The exact reasons Phife and Q-Tip fell apart—their tensions climax here with a 2008 backstage eruption shot, handheld and in low light—are ultimately left vague, perhaps because the reasons are vague even to them by now. But the split seems to have stemmed from Tip’s trying perfectionist streak and the simple fact that he has always been the group’s star despite Phife’s abundant talent. Tribe’s debut album is for long stretches a solo showcase for Q-Tip’s free-floating brags, yarns, and meditations; Phife, excitable and jocular, didn’t come into his own until album No. 2, 1991’s The Low End Theory, delivering a stunning opening verse on “Buggin’ Out” that earns its own little chapter here.
Q-Tip is a consummate dandy, posing for interviews in a fedora, scarf, and modified baseball jacket/overcoat here, a shiny bomber festooned with an excess of pockets and straps there. He doesn’t come off as vain, exactly, but he radiates the unmistakable pridefulness of a lead singer: He’s a charming, smart, and funny raconteur who seldom allows himself to be anything other than cool. At one point, recalling an early bone of contention with Phife, he narrows his eyes as though he’s about to tear up—in a flash, it’s clear how much he cares for his friend—but he quickly glances downward and, with a tiny gesture, adjusts the drape of his coat just so, armoring back up.
Phife, jesterish and verbose, was Tribe’s sleeper star, and he is this movie’s, too. Whereas Q-Tip is smooth, magnanimous, and defiant (“I didn’t single myself out to be fucking ginsu master of this shit,” he says), Phife is aggrieved and vulnerable (his eyes get watery in several scenes, and he wept outright at the film’s premiere). He also delivers many of the film’s biggest laugh lines, as in the scene when he goes on a colorful rant, profanely refusing to play Tito Jackson to Q-Tip’s Michael—”no disrespect to Tito.” Phife’s struggle with diabetes and 2008 scramble for a kidney donor (which ends, sweetly, when his wife is discovered to be a match) only deepens our sympathies for him, even if at times he comes off stubborn and overly sensitive in his own right.
This could all veer into Behind the Music territory, but it doesn’t. Rapaport deserves credit for making a movie that’s neither exploitative nor puffy, and in which we find ourselves rooting for these two friends to get over themselves and work things out—not because we’d like to fantasize that some return-to-greatness comeback album is possible (that’d be nice, but unlikely), but because their relationship is rendered so affectingly, even at its pettiest.
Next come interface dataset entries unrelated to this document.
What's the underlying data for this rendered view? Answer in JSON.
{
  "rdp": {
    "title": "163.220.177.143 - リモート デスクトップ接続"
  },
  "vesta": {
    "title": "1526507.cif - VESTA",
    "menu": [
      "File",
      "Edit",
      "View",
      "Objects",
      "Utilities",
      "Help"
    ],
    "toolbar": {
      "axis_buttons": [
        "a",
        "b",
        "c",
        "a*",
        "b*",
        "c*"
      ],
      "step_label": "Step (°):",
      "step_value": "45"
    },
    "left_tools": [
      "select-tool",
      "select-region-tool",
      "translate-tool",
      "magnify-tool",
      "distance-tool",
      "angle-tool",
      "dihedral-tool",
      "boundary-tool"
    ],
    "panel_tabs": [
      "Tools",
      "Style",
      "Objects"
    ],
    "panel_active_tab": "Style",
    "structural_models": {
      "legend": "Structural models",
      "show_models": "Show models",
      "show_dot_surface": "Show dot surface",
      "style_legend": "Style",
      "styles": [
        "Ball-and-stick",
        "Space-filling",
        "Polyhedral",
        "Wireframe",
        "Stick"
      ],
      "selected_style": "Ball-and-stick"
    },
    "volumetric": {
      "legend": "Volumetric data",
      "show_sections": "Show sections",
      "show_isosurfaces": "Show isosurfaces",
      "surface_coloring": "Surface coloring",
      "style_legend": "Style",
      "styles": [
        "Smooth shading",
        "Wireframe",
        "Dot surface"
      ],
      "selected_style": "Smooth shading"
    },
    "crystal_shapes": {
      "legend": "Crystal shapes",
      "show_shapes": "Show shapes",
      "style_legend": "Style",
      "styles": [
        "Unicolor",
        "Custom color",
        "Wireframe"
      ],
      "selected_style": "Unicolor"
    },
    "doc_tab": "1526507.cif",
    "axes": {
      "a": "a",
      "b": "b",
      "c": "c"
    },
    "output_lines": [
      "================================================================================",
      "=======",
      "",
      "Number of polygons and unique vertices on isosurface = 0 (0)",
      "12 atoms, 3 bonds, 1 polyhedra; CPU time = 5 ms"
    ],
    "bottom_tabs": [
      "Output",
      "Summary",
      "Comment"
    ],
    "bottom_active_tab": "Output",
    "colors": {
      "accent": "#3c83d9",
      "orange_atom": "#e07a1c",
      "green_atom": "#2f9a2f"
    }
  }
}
Beats, Rhymes & Life ends on a hopeful high note, although there’s little to guarantee that it’s anything but temporary. But A Tribe Called Quest’s body of work is permanent, and as the credits roll, so does a video clip for “Buggin’ Out,” in which Phife, Q-Tip, and Muhammad horse around, circa 1991, wearing fluorescent sweatshirts and plastic novelty eyeballs. It’s a transmission from a bright, prelapsarian moment, and the music sounds as exhilarating today as it did back then.
Correction, July 7, 2011: A July 6 “Movies” referred to the recording artist Lonnie Smith as Lonnie Davis. (Return to the corrected sentence.)